[[ TASK INPUTS, beginning ]]

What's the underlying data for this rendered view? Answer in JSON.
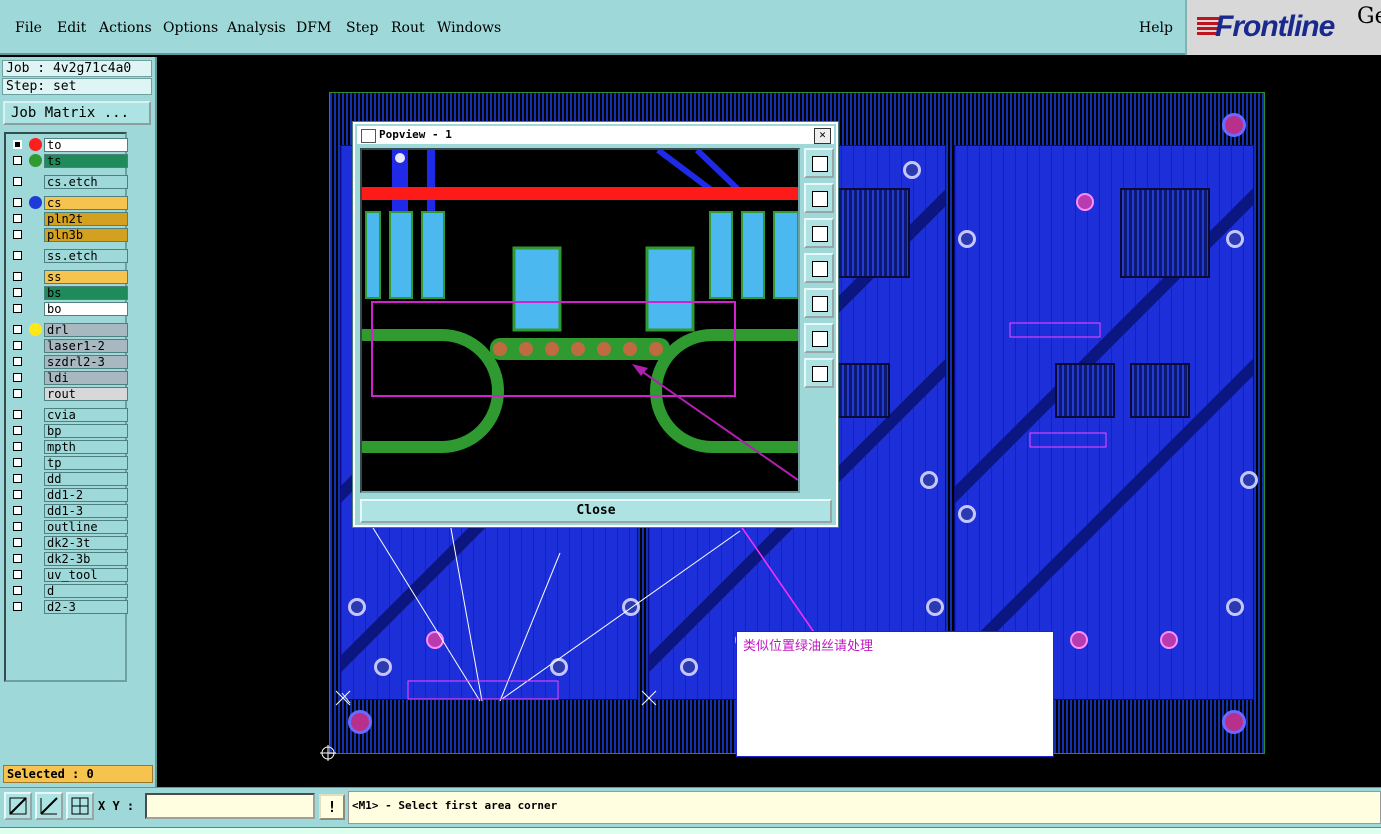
{
  "menu": {
    "items": [
      "File",
      "Edit",
      "Actions",
      "Options",
      "Analysis",
      "DFM",
      "Step",
      "Rout",
      "Windows"
    ],
    "help": "Help"
  },
  "brand": {
    "logo": "Frontline",
    "extra": "Ge"
  },
  "job": {
    "label": "Job : 4v2g71c4a0",
    "step": "Step: set",
    "matrix_button": "Job Matrix ..."
  },
  "layers": [
    {
      "name": "to",
      "color": "#ffffff",
      "dot": "#ff1e1e",
      "checked": true
    },
    {
      "name": "ts",
      "color": "#1f8a5a",
      "dot": "#2f9a2f",
      "checked": false
    },
    {
      "name": "cs.etch",
      "color": "#9ed8d8",
      "dot": "",
      "checked": false
    },
    {
      "name": "cs",
      "color": "#f7c34f",
      "dot": "#1e3ad8",
      "checked": false
    },
    {
      "name": "pln2t",
      "color": "#d4a020",
      "dot": "",
      "checked": false
    },
    {
      "name": "pln3b",
      "color": "#d4a020",
      "dot": "",
      "checked": false
    },
    {
      "name": "ss.etch",
      "color": "#9ed8d8",
      "dot": "",
      "checked": false
    },
    {
      "name": "ss",
      "color": "#f7c34f",
      "dot": "",
      "checked": false
    },
    {
      "name": "bs",
      "color": "#1f8a5a",
      "dot": "",
      "checked": false
    },
    {
      "name": "bo",
      "color": "#ffffff",
      "dot": "",
      "checked": false
    },
    {
      "name": "drl",
      "color": "#a8b8c0",
      "dot": "#ffe81a",
      "checked": false
    },
    {
      "name": "laser1-2",
      "color": "#a8b8c0",
      "dot": "",
      "checked": false
    },
    {
      "name": "szdrl2-3",
      "color": "#a8b8c0",
      "dot": "",
      "checked": false
    },
    {
      "name": "ldi",
      "color": "#a8b8c0",
      "dot": "",
      "checked": false
    },
    {
      "name": "rout",
      "color": "#d8d8d8",
      "dot": "",
      "checked": false
    },
    {
      "name": "cvia",
      "color": "#9ed8d8",
      "dot": "",
      "checked": false
    },
    {
      "name": "bp",
      "color": "#9ed8d8",
      "dot": "",
      "checked": false
    },
    {
      "name": "mpth",
      "color": "#9ed8d8",
      "dot": "",
      "checked": false
    },
    {
      "name": "tp",
      "color": "#9ed8d8",
      "dot": "",
      "checked": false
    },
    {
      "name": "dd",
      "color": "#9ed8d8",
      "dot": "",
      "checked": false
    },
    {
      "name": "dd1-2",
      "color": "#9ed8d8",
      "dot": "",
      "checked": false
    },
    {
      "name": "dd1-3",
      "color": "#9ed8d8",
      "dot": "",
      "checked": false
    },
    {
      "name": "outline",
      "color": "#9ed8d8",
      "dot": "",
      "checked": false
    },
    {
      "name": "dk2-3t",
      "color": "#9ed8d8",
      "dot": "",
      "checked": false
    },
    {
      "name": "dk2-3b",
      "color": "#9ed8d8",
      "dot": "",
      "checked": false
    },
    {
      "name": "uv_tool",
      "color": "#9ed8d8",
      "dot": "",
      "checked": false
    },
    {
      "name": "d",
      "color": "#9ed8d8",
      "dot": "",
      "checked": false
    },
    {
      "name": "d2-3",
      "color": "#9ed8d8",
      "dot": "",
      "checked": false
    }
  ],
  "selected": "Selected : 0",
  "status": {
    "xy_label": "X Y :",
    "xy_value": "",
    "prompt": "<M1> - Select first area corner",
    "bang": "!"
  },
  "popview": {
    "title": "Popview - 1",
    "close": "Close",
    "closex": "✕"
  },
  "note": {
    "text": "类似位置绿油丝请处理"
  }
}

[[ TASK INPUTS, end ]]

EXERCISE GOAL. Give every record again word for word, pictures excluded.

SOLUTION TO THE PROBLEM.
What's the underlying data for this rendered view? Answer in JSON.
{
  "menu": {
    "items": [
      "File",
      "Edit",
      "Actions",
      "Options",
      "Analysis",
      "DFM",
      "Step",
      "Rout",
      "Windows"
    ],
    "help": "Help"
  },
  "brand": {
    "logo": "Frontline",
    "extra": "Ge"
  },
  "job": {
    "label": "Job : 4v2g71c4a0",
    "step": "Step: set",
    "matrix_button": "Job Matrix ..."
  },
  "layers": [
    {
      "name": "to",
      "color": "#ffffff",
      "dot": "#ff1e1e",
      "checked": true
    },
    {
      "name": "ts",
      "color": "#1f8a5a",
      "dot": "#2f9a2f",
      "checked": false
    },
    {
      "name": "cs.etch",
      "color": "#9ed8d8",
      "dot": "",
      "checked": false
    },
    {
      "name": "cs",
      "color": "#f7c34f",
      "dot": "#1e3ad8",
      "checked": false
    },
    {
      "name": "pln2t",
      "color": "#d4a020",
      "dot": "",
      "checked": false
    },
    {
      "name": "pln3b",
      "color": "#d4a020",
      "dot": "",
      "checked": false
    },
    {
      "name": "ss.etch",
      "color": "#9ed8d8",
      "dot": "",
      "checked": false
    },
    {
      "name": "ss",
      "color": "#f7c34f",
      "dot": "",
      "checked": false
    },
    {
      "name": "bs",
      "color": "#1f8a5a",
      "dot": "",
      "checked": false
    },
    {
      "name": "bo",
      "color": "#ffffff",
      "dot": "",
      "checked": false
    },
    {
      "name": "drl",
      "color": "#a8b8c0",
      "dot": "#ffe81a",
      "checked": false
    },
    {
      "name": "laser1-2",
      "color": "#a8b8c0",
      "dot": "",
      "checked": false
    },
    {
      "name": "szdrl2-3",
      "color": "#a8b8c0",
      "dot": "",
      "checked": false
    },
    {
      "name": "ldi",
      "color": "#a8b8c0",
      "dot": "",
      "checked": false
    },
    {
      "name": "rout",
      "color": "#d8d8d8",
      "dot": "",
      "checked": false
    },
    {
      "name": "cvia",
      "color": "#9ed8d8",
      "dot": "",
      "checked": false
    },
    {
      "name": "bp",
      "color": "#9ed8d8",
      "dot": "",
      "checked": false
    },
    {
      "name": "mpth",
      "color": "#9ed8d8",
      "dot": "",
      "checked": false
    },
    {
      "name": "tp",
      "color": "#9ed8d8",
      "dot": "",
      "checked": false
    },
    {
      "name": "dd",
      "color": "#9ed8d8",
      "dot": "",
      "checked": false
    },
    {
      "name": "dd1-2",
      "color": "#9ed8d8",
      "dot": "",
      "checked": false
    },
    {
      "name": "dd1-3",
      "color": "#9ed8d8",
      "dot": "",
      "checked": false
    },
    {
      "name": "outline",
      "color": "#9ed8d8",
      "dot": "",
      "checked": false
    },
    {
      "name": "dk2-3t",
      "color": "#9ed8d8",
      "dot": "",
      "checked": false
    },
    {
      "name": "dk2-3b",
      "color": "#9ed8d8",
      "dot": "",
      "checked": false
    },
    {
      "name": "uv_tool",
      "color": "#9ed8d8",
      "dot": "",
      "checked": false
    },
    {
      "name": "d",
      "color": "#9ed8d8",
      "dot": "",
      "checked": false
    },
    {
      "name": "d2-3",
      "color": "#9ed8d8",
      "dot": "",
      "checked": false
    }
  ],
  "selected": "Selected : 0",
  "status": {
    "xy_label": "X Y :",
    "xy_value": "",
    "prompt": "<M1> - Select first area corner",
    "bang": "!"
  },
  "popview": {
    "title": "Popview - 1",
    "close": "Close",
    "closex": "✕"
  },
  "note": {
    "text": "类似位置绿油丝请处理"
  }
}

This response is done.